New opportunities, new challenges

Claims programme management can cover complex exposures across regions, countries and classes. They can be of high value and low volume or low value and high volume with several stakeholders working together to manage the process. In addition, programme structure often varies across Africa based on the size of the insured, complexity of the exposures and reinsurance arrangements. The role of the broker and intermediaries becomes pivotal in placing the programme with the right insurer and monitoring how the programme is performing against variables such as incurred losses, quantum, recoveries, litigation and fraud.

It is no longer enough to simply transfer risk to the insurer and rely on them and their partners to manage the programmes. COVID-19 has taught us to revisit programme management, reset best practices, develop deeper partnerships, and accelerate data and tech innovations. In the context of this uncertain landscape, let’s consider two diverse pain points that will likely impact the management of African claims programmes in 2022 and beyond:

Infrastructure projects

Part of Africa’s unique claims story is that there has been significant investment from traditional sources and increasingly from China.
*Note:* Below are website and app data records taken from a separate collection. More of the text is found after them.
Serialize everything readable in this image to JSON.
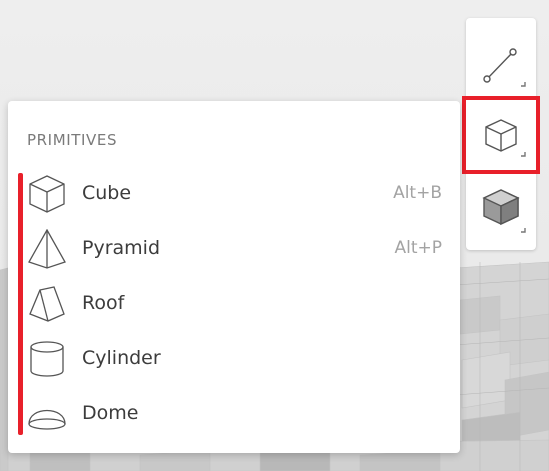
{
  "panel": {
    "title": "PRIMITIVES",
    "items": [
      {
        "label": "Cube",
        "shortcut": "Alt+B",
        "icon": "cube-icon"
      },
      {
        "label": "Pyramid",
        "shortcut": "Alt+P",
        "icon": "pyramid-icon"
      },
      {
        "label": "Roof",
        "shortcut": "",
        "icon": "roof-icon"
      },
      {
        "label": "Cylinder",
        "shortcut": "",
        "icon": "cylinder-icon"
      },
      {
        "label": "Dome",
        "shortcut": "",
        "icon": "dome-icon"
      }
    ]
  },
  "toolbar": {
    "tools": [
      {
        "icon": "line-tool-icon",
        "selected": false
      },
      {
        "icon": "primitive-cube-icon",
        "selected": true
      },
      {
        "icon": "solid-box-icon",
        "selected": false
      }
    ]
  },
  "colors": {
    "accent": "#e8202a",
    "panel_bg": "#ffffff",
    "text": "#3c3c3c",
    "muted_text": "#a3a3a3"
  }
}
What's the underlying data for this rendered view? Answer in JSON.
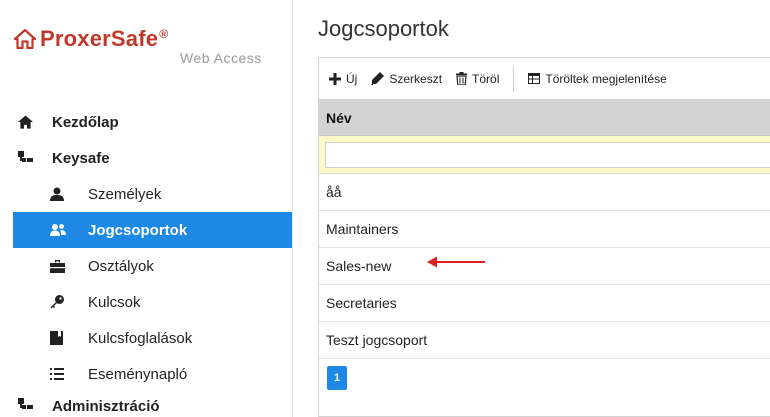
{
  "brand": {
    "name": "ProxerSafe",
    "registered": "®",
    "subtitle": "Web Access"
  },
  "colors": {
    "brand_red": "#c0392b",
    "accent_blue": "#1e88e5",
    "header_gray": "#d3d3d3",
    "filter_yellow": "#fff8c7",
    "arrow_red": "#e02020"
  },
  "sidebar": {
    "items": [
      {
        "label": "Kezdőlap",
        "icon": "home-icon",
        "level": "top"
      },
      {
        "label": "Keysafe",
        "icon": "sitemap-icon",
        "level": "top"
      },
      {
        "label": "Személyek",
        "icon": "user-icon",
        "level": "sub"
      },
      {
        "label": "Jogcsoportok",
        "icon": "users-icon",
        "level": "sub",
        "active": true
      },
      {
        "label": "Osztályok",
        "icon": "briefcase-icon",
        "level": "sub"
      },
      {
        "label": "Kulcsok",
        "icon": "key-icon",
        "level": "sub"
      },
      {
        "label": "Kulcsfoglalások",
        "icon": "bookmark-icon",
        "level": "sub"
      },
      {
        "label": "Eseménynapló",
        "icon": "list-icon",
        "level": "sub"
      },
      {
        "label": "Adminisztráció",
        "icon": "sitemap-icon",
        "level": "top"
      }
    ]
  },
  "main": {
    "title": "Jogcsoportok",
    "toolbar": {
      "new_label": "Új",
      "edit_label": "Szerkeszt",
      "delete_label": "Töröl",
      "show_deleted_label": "Töröltek megjelenítése"
    },
    "table": {
      "column": "Név",
      "filter_value": "",
      "rows": [
        "åå",
        "Maintainers",
        "Sales-new",
        "Secretaries",
        "Teszt jogcsoport"
      ],
      "highlighted_row": "Sales-new"
    },
    "pager": {
      "current_page": "1"
    }
  }
}
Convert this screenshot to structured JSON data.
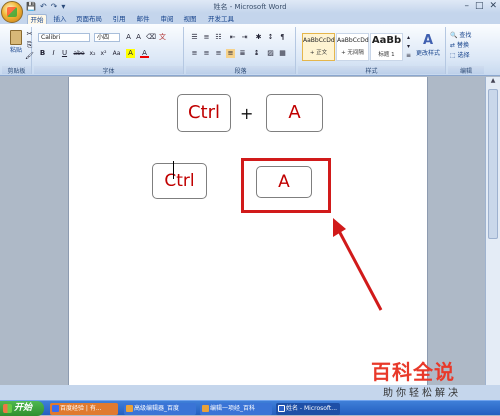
{
  "window": {
    "title": "姓名 - Microsoft Word",
    "controls": [
      "–",
      "□",
      "✕"
    ]
  },
  "quick_access": [
    "💾",
    "↶",
    "↷",
    "▾"
  ],
  "tabs": [
    "开始",
    "插入",
    "页面布局",
    "引用",
    "邮件",
    "审阅",
    "视图",
    "开发工具"
  ],
  "ribbon": {
    "clipboard": {
      "paste_label": "粘贴",
      "group": "剪贴板"
    },
    "font": {
      "font_name": "Calibri",
      "font_size": "小四",
      "group": "字体",
      "buttons": [
        "B",
        "I",
        "U",
        "abe",
        "x₂",
        "x²",
        "Aa",
        "A",
        "A"
      ]
    },
    "paragraph": {
      "group": "段落"
    },
    "styles": {
      "group": "样式",
      "items": [
        {
          "sample": "AaBbCcDd",
          "name": "+ 正文"
        },
        {
          "sample": "AaBbCcDd",
          "name": "+ 无间隔"
        },
        {
          "sample": "AaBb",
          "name": "标题 1"
        }
      ],
      "change_label": "更改样式"
    },
    "editing": {
      "group": "编辑",
      "items": [
        "查找",
        "替换",
        "选择"
      ]
    }
  },
  "document": {
    "top_keys": {
      "first": "Ctrl",
      "plus": "+",
      "second": "A"
    },
    "bottom_keys": {
      "first": "Ctrl",
      "second": "A"
    }
  },
  "taskbar": {
    "start": "开始",
    "tasks": [
      "百度经验 | 有...",
      "高级编辑器_百度",
      "编辑一项经_百科",
      "姓名 - Microsoft..."
    ]
  },
  "watermark": {
    "line1": "百科全说",
    "line2": "助你轻松解决"
  },
  "colors": {
    "key_text": "#c00000",
    "highlight_box": "#d11a1a",
    "arrow": "#d11a1a"
  }
}
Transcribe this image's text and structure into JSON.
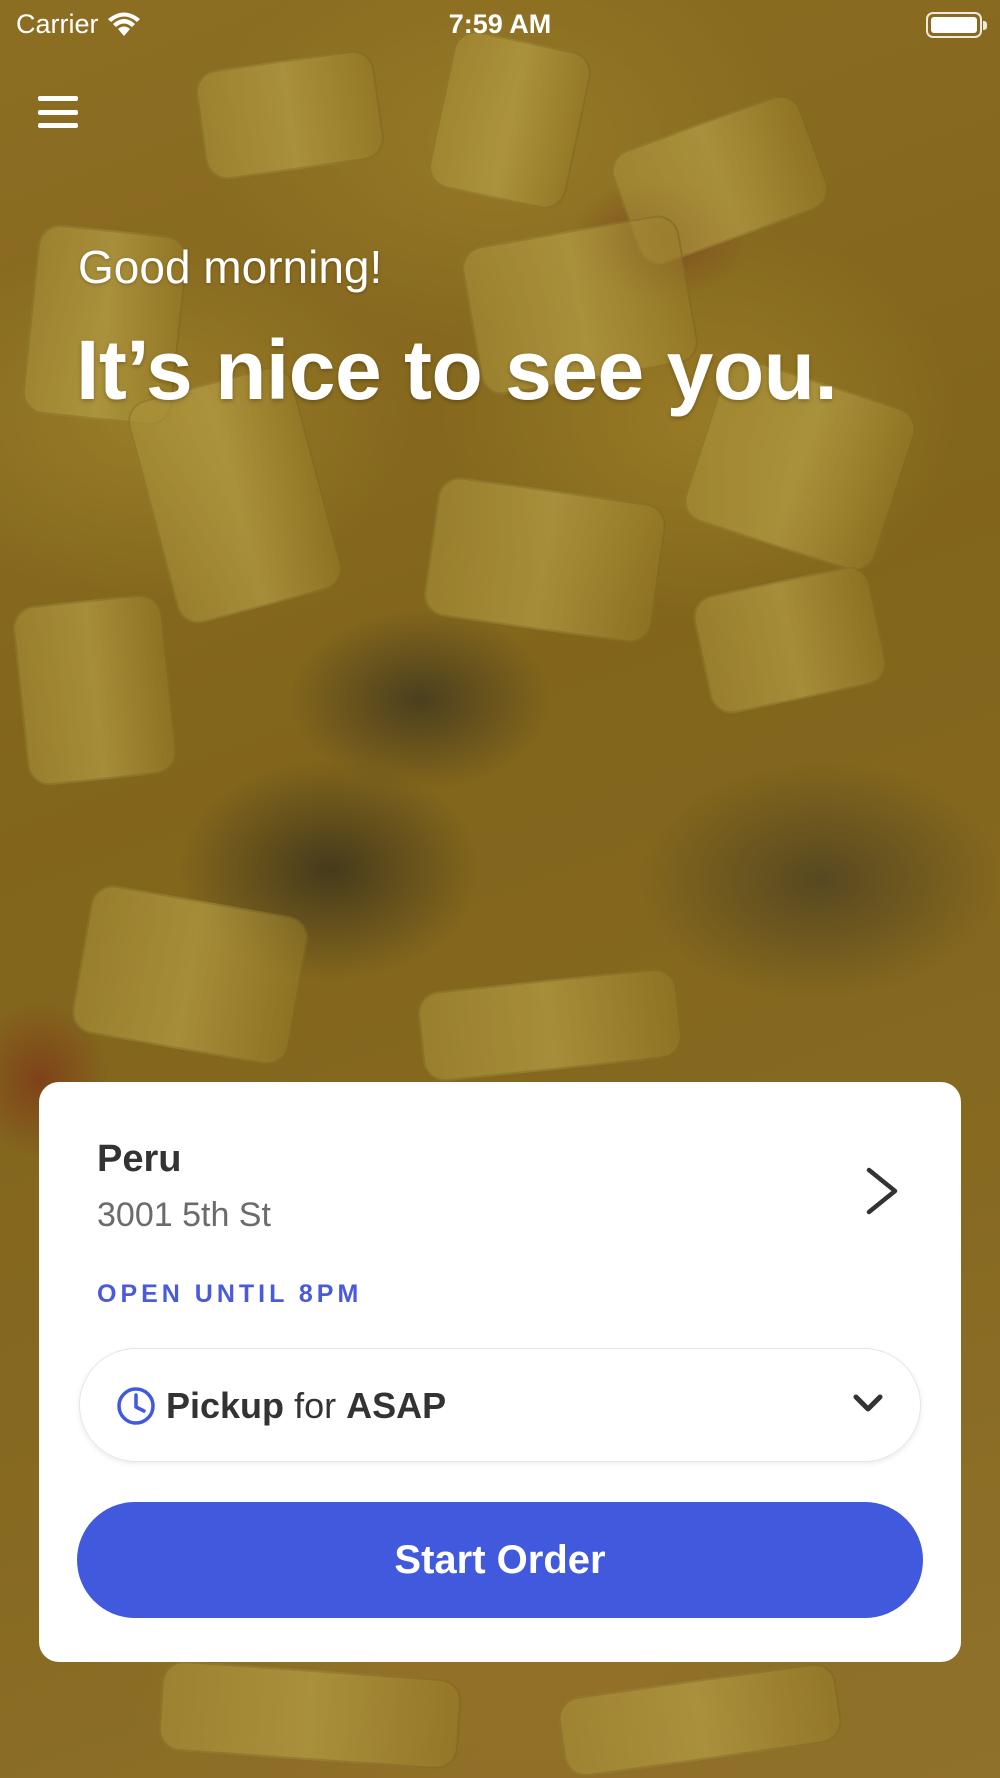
{
  "status_bar": {
    "carrier": "Carrier",
    "time": "7:59 AM"
  },
  "greeting": {
    "subtitle": "Good morning!",
    "title": "It’s nice to see you."
  },
  "store": {
    "name": "Peru",
    "address": "3001 5th St",
    "status": "OPEN UNTIL 8PM"
  },
  "order_mode": {
    "mode": "Pickup",
    "connector": "for",
    "time": "ASAP"
  },
  "actions": {
    "start_order": "Start Order"
  },
  "colors": {
    "accent": "#4159dc",
    "status_text": "#4a5ad9",
    "card_background": "#ffffff"
  },
  "icons": {
    "menu": "hamburger-icon",
    "store_link": "chevron-right-icon",
    "time": "clock-icon",
    "dropdown": "chevron-down-icon",
    "wifi": "wifi-icon",
    "battery": "battery-icon"
  }
}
Projects range from the Trans-Maghreb Highway and new railways to powerplants in Nigeria, the Walvis Bay Container Terminal in Namibia, and the Caculo Cabaca hydropower plant in Angola.
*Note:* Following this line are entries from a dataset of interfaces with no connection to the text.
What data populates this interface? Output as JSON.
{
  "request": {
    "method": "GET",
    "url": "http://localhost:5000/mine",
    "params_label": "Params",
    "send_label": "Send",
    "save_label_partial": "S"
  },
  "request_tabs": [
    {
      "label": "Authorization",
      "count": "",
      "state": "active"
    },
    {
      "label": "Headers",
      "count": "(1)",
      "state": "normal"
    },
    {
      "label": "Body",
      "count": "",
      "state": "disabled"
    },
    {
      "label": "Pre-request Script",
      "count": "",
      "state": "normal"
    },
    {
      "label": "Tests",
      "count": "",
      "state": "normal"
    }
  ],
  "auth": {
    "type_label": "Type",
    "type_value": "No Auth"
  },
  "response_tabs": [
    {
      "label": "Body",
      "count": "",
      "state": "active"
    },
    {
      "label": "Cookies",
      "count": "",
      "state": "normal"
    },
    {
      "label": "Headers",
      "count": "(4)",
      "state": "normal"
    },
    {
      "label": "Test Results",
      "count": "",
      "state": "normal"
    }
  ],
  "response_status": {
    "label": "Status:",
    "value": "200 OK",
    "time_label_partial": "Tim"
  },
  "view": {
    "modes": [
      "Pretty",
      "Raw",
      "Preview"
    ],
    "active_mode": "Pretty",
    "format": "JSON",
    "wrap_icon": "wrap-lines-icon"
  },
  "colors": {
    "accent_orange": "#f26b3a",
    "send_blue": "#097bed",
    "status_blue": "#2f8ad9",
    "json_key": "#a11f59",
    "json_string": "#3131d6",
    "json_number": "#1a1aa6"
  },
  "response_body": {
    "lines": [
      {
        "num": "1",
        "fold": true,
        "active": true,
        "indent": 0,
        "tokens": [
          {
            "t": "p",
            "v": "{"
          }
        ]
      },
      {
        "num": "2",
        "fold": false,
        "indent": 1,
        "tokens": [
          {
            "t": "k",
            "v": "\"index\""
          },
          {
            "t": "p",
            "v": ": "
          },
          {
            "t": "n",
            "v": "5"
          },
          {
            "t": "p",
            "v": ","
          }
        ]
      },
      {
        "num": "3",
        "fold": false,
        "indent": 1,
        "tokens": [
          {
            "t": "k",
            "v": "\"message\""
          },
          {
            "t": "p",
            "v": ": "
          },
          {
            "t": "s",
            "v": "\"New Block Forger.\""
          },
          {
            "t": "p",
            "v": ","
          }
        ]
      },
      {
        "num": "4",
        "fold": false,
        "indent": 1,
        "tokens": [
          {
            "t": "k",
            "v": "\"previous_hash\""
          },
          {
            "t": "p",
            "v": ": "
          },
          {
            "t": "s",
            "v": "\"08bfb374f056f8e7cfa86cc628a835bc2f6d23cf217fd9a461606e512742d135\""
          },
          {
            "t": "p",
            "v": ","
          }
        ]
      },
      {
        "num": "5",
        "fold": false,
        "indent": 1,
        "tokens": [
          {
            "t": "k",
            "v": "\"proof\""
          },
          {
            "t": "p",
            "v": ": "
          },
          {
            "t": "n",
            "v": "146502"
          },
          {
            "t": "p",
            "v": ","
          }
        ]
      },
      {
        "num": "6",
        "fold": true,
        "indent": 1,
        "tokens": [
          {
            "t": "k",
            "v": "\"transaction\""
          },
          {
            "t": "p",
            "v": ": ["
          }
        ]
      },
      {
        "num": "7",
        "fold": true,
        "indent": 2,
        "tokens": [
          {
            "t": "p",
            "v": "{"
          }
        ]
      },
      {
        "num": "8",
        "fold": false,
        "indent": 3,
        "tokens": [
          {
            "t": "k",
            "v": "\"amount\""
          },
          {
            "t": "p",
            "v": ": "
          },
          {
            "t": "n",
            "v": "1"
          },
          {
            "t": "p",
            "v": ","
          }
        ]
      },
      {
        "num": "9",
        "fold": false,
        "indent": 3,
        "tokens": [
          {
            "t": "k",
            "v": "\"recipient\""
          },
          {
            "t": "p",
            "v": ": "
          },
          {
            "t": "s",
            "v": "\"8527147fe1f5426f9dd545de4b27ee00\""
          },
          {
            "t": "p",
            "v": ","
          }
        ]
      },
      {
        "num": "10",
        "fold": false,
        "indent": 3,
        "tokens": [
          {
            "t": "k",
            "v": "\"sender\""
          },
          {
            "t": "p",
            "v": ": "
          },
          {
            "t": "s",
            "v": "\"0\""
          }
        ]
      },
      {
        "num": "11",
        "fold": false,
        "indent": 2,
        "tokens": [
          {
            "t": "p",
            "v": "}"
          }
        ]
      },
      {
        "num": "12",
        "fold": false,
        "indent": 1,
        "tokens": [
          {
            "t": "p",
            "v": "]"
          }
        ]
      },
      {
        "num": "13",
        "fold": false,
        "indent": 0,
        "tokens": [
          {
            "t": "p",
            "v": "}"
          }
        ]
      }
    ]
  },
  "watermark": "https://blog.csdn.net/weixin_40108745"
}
These infrastructure projects will undoubtedly transform day-to-day lives by improving socio-economic mobility. Risk transfer/insurance are an important part of these initiatives — offering assurance and an ability to secure funding. From inception to completion/post completion and as risk profile changes, they will need robust claims programmes management that covers losses from workers’ compensation to public liability and cyber. To be effective, there must be significant collaboration between the insured, insurer, brokers, loss adjusters, lawyers, etc. This ensures the risk appetite and claims philosophy are understood; the level of oversight, reporting and technology is clear; the exposure is protected; and an operating model exists to service the losses.
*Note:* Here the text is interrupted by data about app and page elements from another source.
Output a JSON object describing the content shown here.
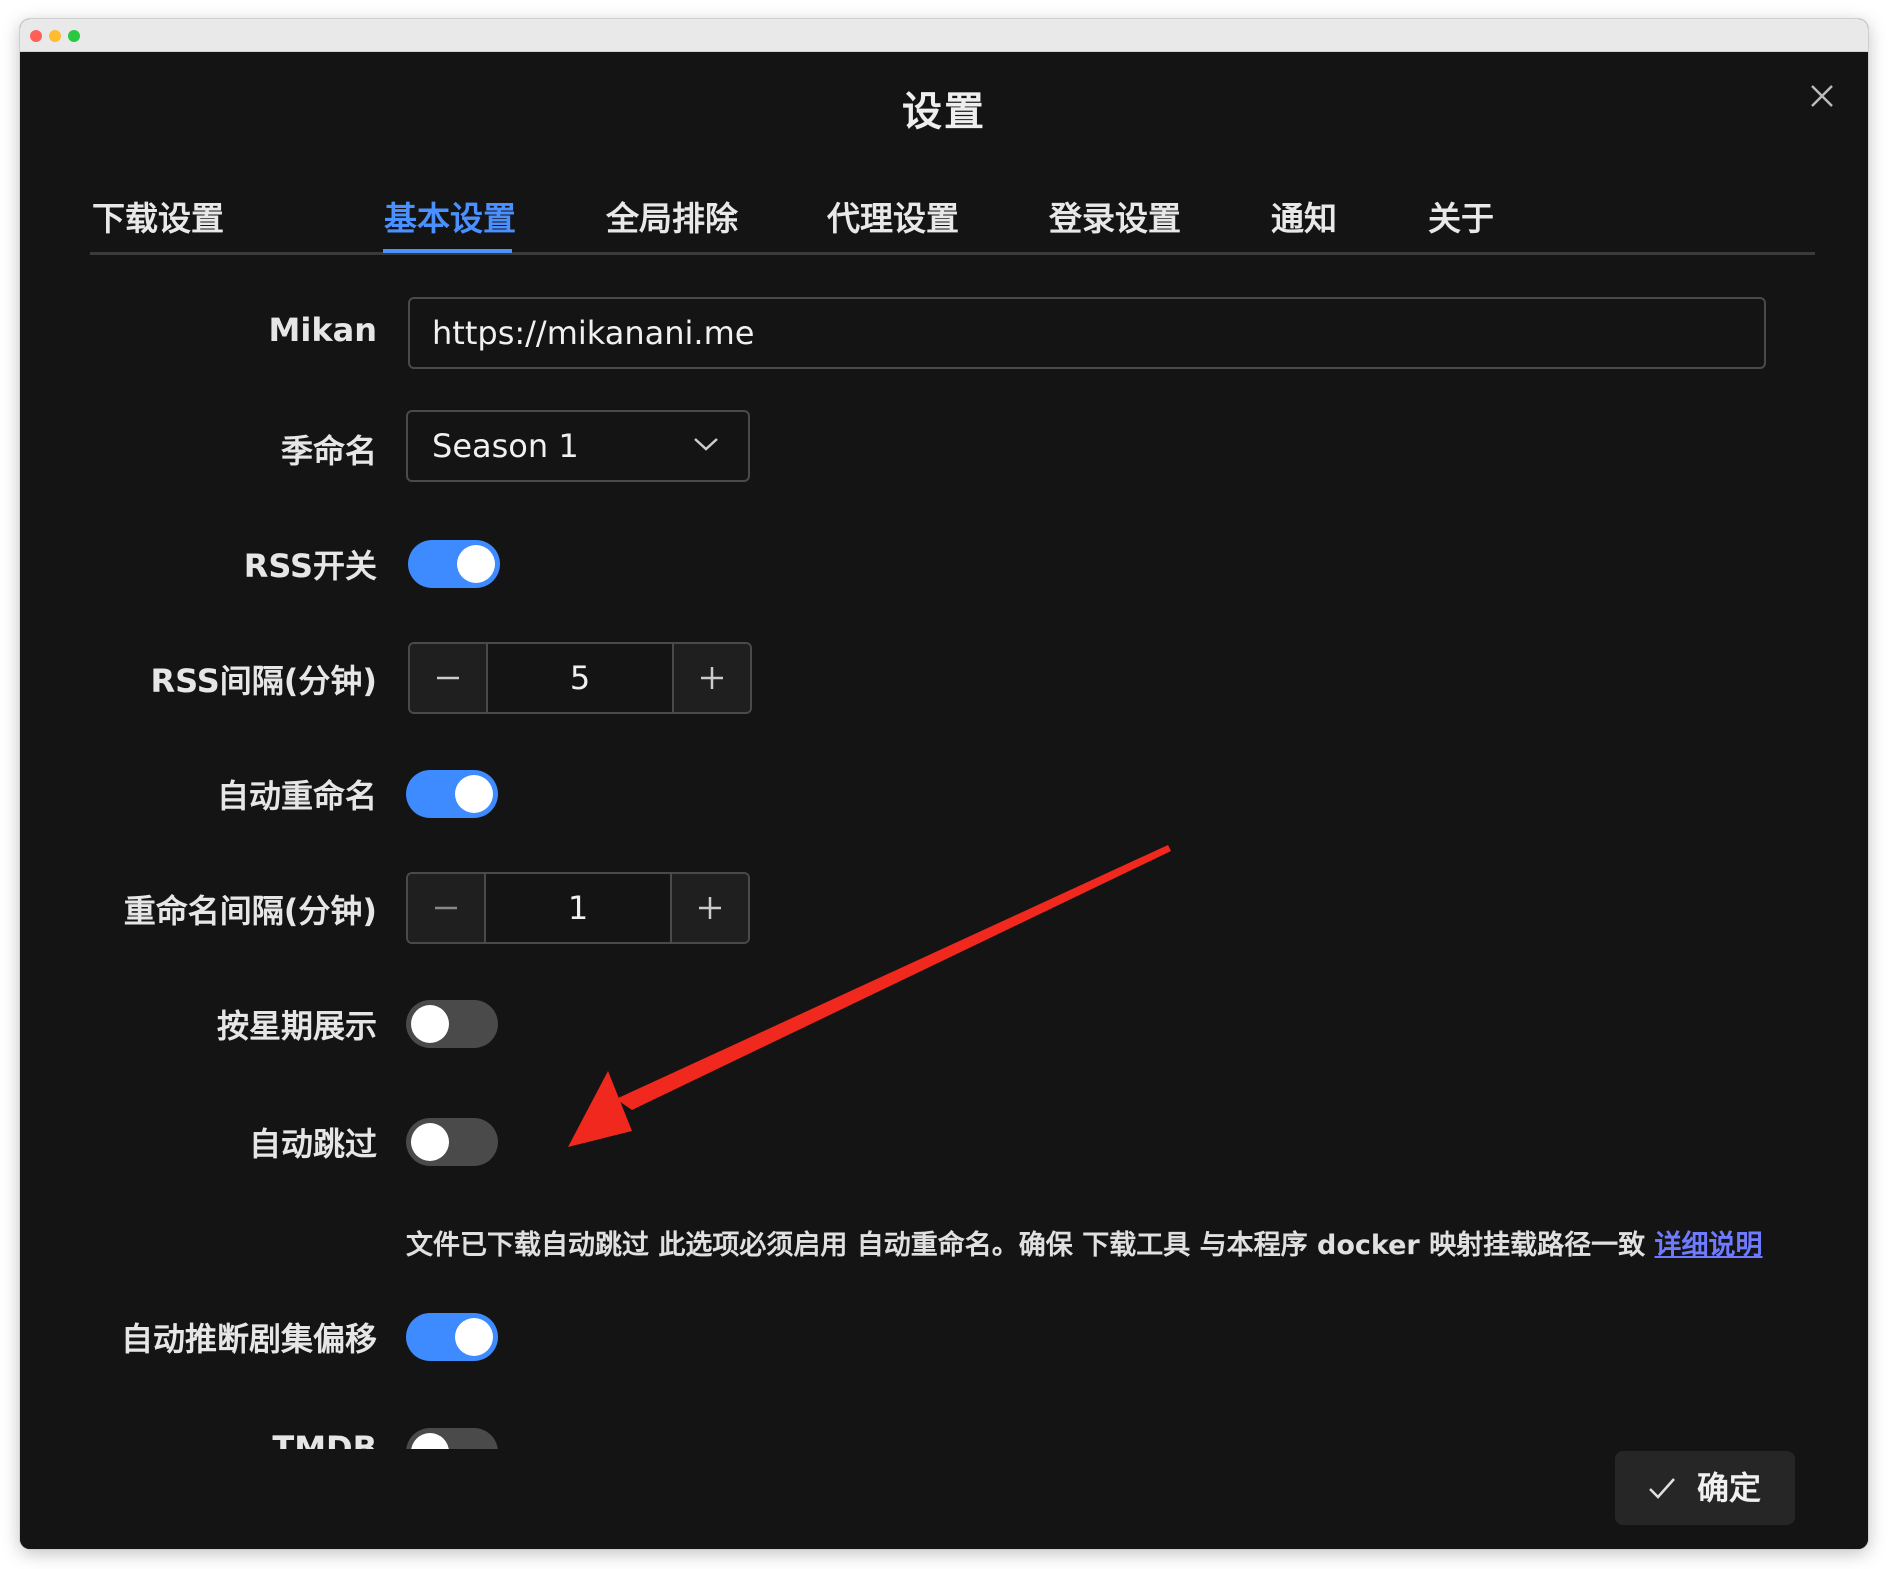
{
  "dialog": {
    "title": "设置",
    "close_icon": "close-icon"
  },
  "tabs": [
    {
      "label": "下载设置",
      "active": false
    },
    {
      "label": "基本设置",
      "active": true
    },
    {
      "label": "全局排除",
      "active": false
    },
    {
      "label": "代理设置",
      "active": false
    },
    {
      "label": "登录设置",
      "active": false
    },
    {
      "label": "通知",
      "active": false
    },
    {
      "label": "关于",
      "active": false
    }
  ],
  "form": {
    "mikan": {
      "label": "Mikan",
      "value": "https://mikanani.me"
    },
    "season_name": {
      "label": "季命名",
      "value": "Season 1"
    },
    "rss_switch": {
      "label": "RSS开关",
      "on": true
    },
    "rss_interval": {
      "label": "RSS间隔(分钟)",
      "value": "5"
    },
    "auto_rename": {
      "label": "自动重命名",
      "on": true
    },
    "rename_interval": {
      "label": "重命名间隔(分钟)",
      "value": "1"
    },
    "weekday_display": {
      "label": "按星期展示",
      "on": false
    },
    "auto_skip": {
      "label": "自动跳过",
      "on": false,
      "help": "文件已下载自动跳过 此选项必须启用 自动重命名。确保 下载工具 与本程序 docker 映射挂载路径一致",
      "help_link": "详细说明"
    },
    "auto_offset": {
      "label": "自动推断剧集偏移",
      "on": true
    },
    "tmdb": {
      "label": "TMDB",
      "on": false
    }
  },
  "footer": {
    "confirm_label": "确定"
  },
  "colors": {
    "accent": "#3d8bff",
    "background": "#141414",
    "annotation_arrow": "#f0281e"
  }
}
Impacts of climate change

From building structures to building resilience, the World Economic Forum Global Risk Report for 2022 cited the top three risks as climate action failure, extreme weather and biodiversity loss. On the topic of weather, this is a driver of insurance exposures as Africa continues to experience extreme weather events. In Northern Kenya and Ethiopia there are ongoing droughts. A single catastrophe — drought, flood, earthquake, wildfire, tsunami or cyclone — can wreck lives, destroy businesses and create large claims bills that can easily spiral through lack of oversight into the billions of USD.

Extreme weather-related events are becoming more common, fierce and uncertain — making insurance vital. For example, post-loss insurers and partners must deliver on their promise through management of technical skills, crisis response, rapid action and stakeholder management. They do so all to reduce the cost — insurance or otherwise — of an event. Alongside cost containment, they must show soft skills like empathy and trust. This requires experience and expertise, including technology knowledge about drones, satellites, parametric solutions and remote loss assessment.

Collective action

Whilst claims can never be fully automated or completely avoided, a lot of the focus in Africa has shifted to risk prevention and mitigation. There is a recognized need to drive from within a healthy, resilient and sustainable sector as seen in the 2021 Nairobi Declaration on Sustainable Insurance a statement of commitment by African insurance leaders to pursue sustainable development goals across risk management, insurance, investments, policy and regulation. This collective action and championing environmental, social governance (ESG)s and the UN principles will support stronger claims management in 2022 and beyond.

Tags: Claims, Claims management, Claims programme management, climate change, development, Infrastructure, Insurance, insurance coverage, Performance, resilience, Risk, Risk management, View on performance